WHAT YOU ARE ASKED TO DO
Please return the records below exactly as they appear, leaving every picture out.

INPUT
+++

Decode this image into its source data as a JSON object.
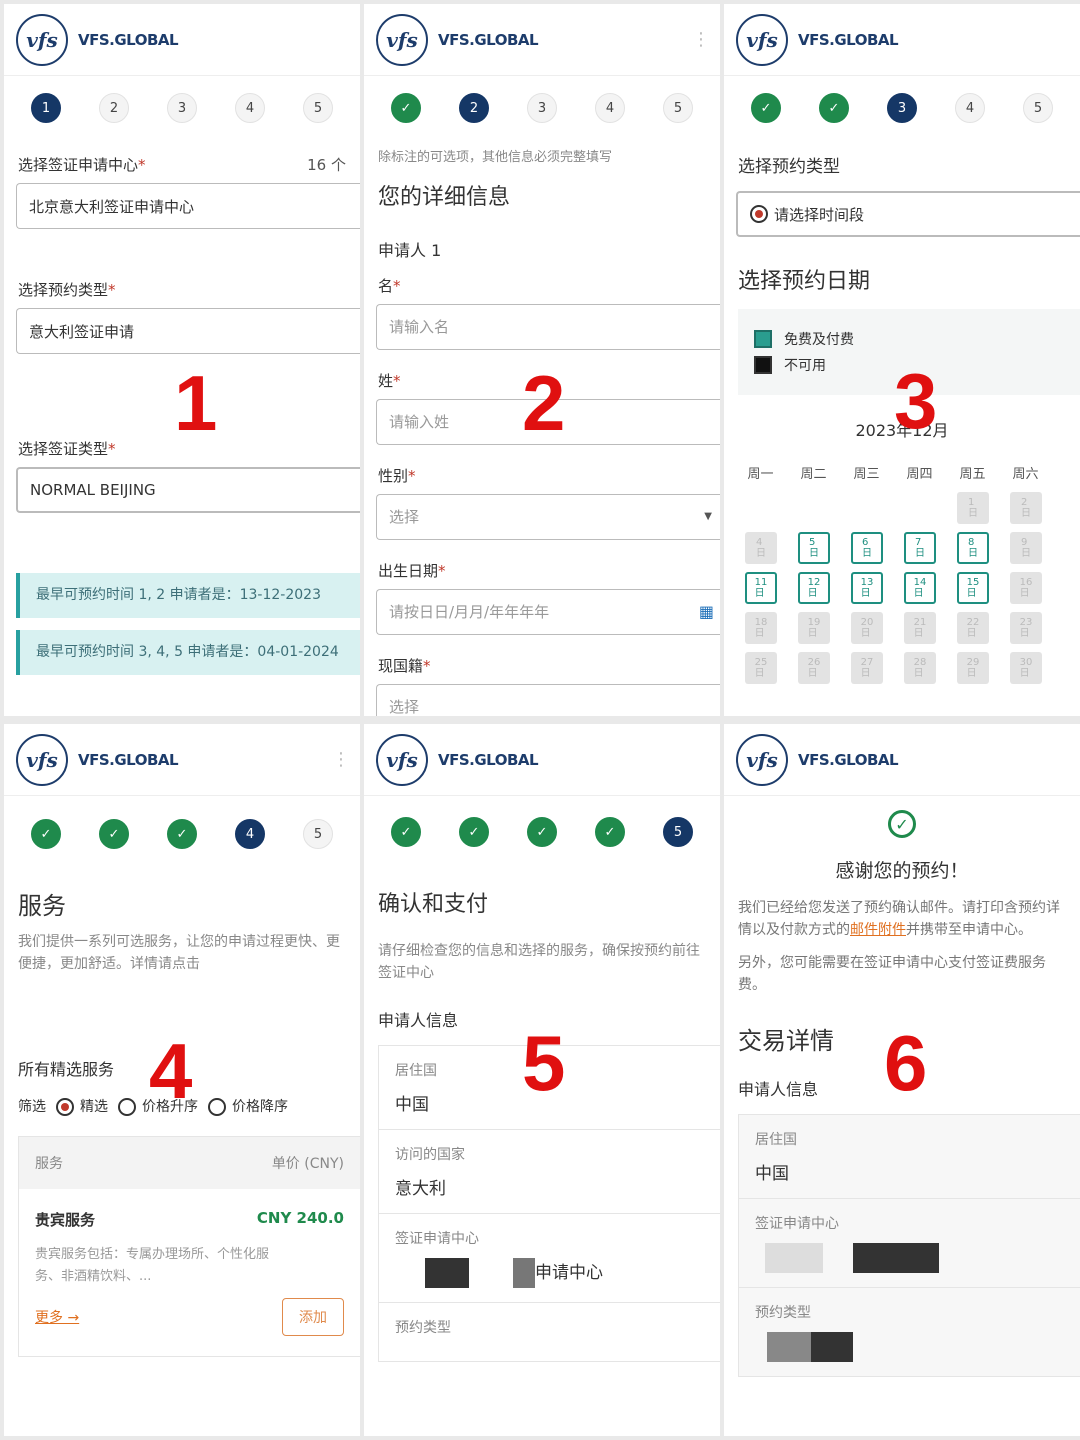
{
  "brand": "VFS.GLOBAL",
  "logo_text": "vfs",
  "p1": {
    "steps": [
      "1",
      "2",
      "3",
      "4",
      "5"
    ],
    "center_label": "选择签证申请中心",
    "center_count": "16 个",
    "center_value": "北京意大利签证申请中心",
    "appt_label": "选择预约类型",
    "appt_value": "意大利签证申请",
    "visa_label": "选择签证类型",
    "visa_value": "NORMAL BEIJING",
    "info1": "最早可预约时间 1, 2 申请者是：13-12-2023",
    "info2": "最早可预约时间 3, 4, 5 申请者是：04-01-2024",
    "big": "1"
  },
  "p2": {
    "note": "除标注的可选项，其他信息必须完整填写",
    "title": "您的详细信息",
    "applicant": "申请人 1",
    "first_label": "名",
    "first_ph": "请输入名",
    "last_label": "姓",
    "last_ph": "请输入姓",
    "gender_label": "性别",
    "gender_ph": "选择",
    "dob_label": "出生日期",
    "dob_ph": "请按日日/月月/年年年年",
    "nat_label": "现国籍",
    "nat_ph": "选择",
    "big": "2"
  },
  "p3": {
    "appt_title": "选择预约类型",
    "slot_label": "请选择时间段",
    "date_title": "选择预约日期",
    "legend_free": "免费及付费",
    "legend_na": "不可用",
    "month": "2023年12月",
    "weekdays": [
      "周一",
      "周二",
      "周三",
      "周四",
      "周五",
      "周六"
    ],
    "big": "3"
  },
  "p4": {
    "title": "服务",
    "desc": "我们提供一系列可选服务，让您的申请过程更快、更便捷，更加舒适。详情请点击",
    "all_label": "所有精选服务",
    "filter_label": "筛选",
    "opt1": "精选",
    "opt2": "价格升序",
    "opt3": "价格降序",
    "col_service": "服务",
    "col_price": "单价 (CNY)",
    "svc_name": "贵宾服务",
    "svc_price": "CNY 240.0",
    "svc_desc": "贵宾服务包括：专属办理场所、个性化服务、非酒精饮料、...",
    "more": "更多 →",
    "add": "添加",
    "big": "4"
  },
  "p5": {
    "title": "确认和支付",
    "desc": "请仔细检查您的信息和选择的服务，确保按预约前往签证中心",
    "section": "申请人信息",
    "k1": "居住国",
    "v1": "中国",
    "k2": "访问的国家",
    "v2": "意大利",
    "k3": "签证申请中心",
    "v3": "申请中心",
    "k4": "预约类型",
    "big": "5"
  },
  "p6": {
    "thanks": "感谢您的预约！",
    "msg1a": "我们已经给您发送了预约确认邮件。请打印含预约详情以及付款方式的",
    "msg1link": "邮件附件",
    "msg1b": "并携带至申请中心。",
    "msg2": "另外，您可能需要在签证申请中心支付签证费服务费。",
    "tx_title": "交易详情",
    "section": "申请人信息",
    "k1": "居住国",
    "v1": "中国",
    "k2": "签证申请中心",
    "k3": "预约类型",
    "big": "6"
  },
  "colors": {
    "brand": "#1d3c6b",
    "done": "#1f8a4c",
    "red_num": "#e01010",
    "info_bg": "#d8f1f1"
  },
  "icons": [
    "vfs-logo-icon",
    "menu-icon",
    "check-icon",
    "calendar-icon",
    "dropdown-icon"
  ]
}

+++

ANSWER BOX
Decode this image into its source data as a JSON object.
{
  "brand": "VFS.GLOBAL",
  "logo_text": "vfs",
  "p1": {
    "steps": [
      "1",
      "2",
      "3",
      "4",
      "5"
    ],
    "center_label": "选择签证申请中心",
    "center_count": "16 个",
    "center_value": "北京意大利签证申请中心",
    "appt_label": "选择预约类型",
    "appt_value": "意大利签证申请",
    "visa_label": "选择签证类型",
    "visa_value": "NORMAL BEIJING",
    "info1": "最早可预约时间 1, 2 申请者是：13-12-2023",
    "info2": "最早可预约时间 3, 4, 5 申请者是：04-01-2024",
    "big": "1"
  },
  "p2": {
    "note": "除标注的可选项，其他信息必须完整填写",
    "title": "您的详细信息",
    "applicant": "申请人 1",
    "first_label": "名",
    "first_ph": "请输入名",
    "last_label": "姓",
    "last_ph": "请输入姓",
    "gender_label": "性别",
    "gender_ph": "选择",
    "dob_label": "出生日期",
    "dob_ph": "请按日日/月月/年年年年",
    "nat_label": "现国籍",
    "nat_ph": "选择",
    "big": "2"
  },
  "p3": {
    "appt_title": "选择预约类型",
    "slot_label": "请选择时间段",
    "date_title": "选择预约日期",
    "legend_free": "免费及付费",
    "legend_na": "不可用",
    "month": "2023年12月",
    "weekdays": [
      "周一",
      "周二",
      "周三",
      "周四",
      "周五",
      "周六"
    ],
    "big": "3"
  },
  "p4": {
    "title": "服务",
    "desc": "我们提供一系列可选服务，让您的申请过程更快、更便捷，更加舒适。详情请点击",
    "all_label": "所有精选服务",
    "filter_label": "筛选",
    "opt1": "精选",
    "opt2": "价格升序",
    "opt3": "价格降序",
    "col_service": "服务",
    "col_price": "单价 (CNY)",
    "svc_name": "贵宾服务",
    "svc_price": "CNY 240.0",
    "svc_desc": "贵宾服务包括：专属办理场所、个性化服务、非酒精饮料、...",
    "more": "更多 →",
    "add": "添加",
    "big": "4"
  },
  "p5": {
    "title": "确认和支付",
    "desc": "请仔细检查您的信息和选择的服务，确保按预约前往签证中心",
    "section": "申请人信息",
    "k1": "居住国",
    "v1": "中国",
    "k2": "访问的国家",
    "v2": "意大利",
    "k3": "签证申请中心",
    "v3": "申请中心",
    "k4": "预约类型",
    "big": "5"
  },
  "p6": {
    "thanks": "感谢您的预约！",
    "msg1a": "我们已经给您发送了预约确认邮件。请打印含预约详情以及付款方式的",
    "msg1link": "邮件附件",
    "msg1b": "并携带至申请中心。",
    "msg2": "另外，您可能需要在签证申请中心支付签证费服务费。",
    "tx_title": "交易详情",
    "section": "申请人信息",
    "k1": "居住国",
    "v1": "中国",
    "k2": "签证申请中心",
    "k3": "预约类型",
    "big": "6"
  },
  "colors": {
    "brand": "#1d3c6b",
    "done": "#1f8a4c",
    "red_num": "#e01010",
    "info_bg": "#d8f1f1"
  },
  "icons": [
    "vfs-logo-icon",
    "menu-icon",
    "check-icon",
    "calendar-icon",
    "dropdown-icon"
  ]
}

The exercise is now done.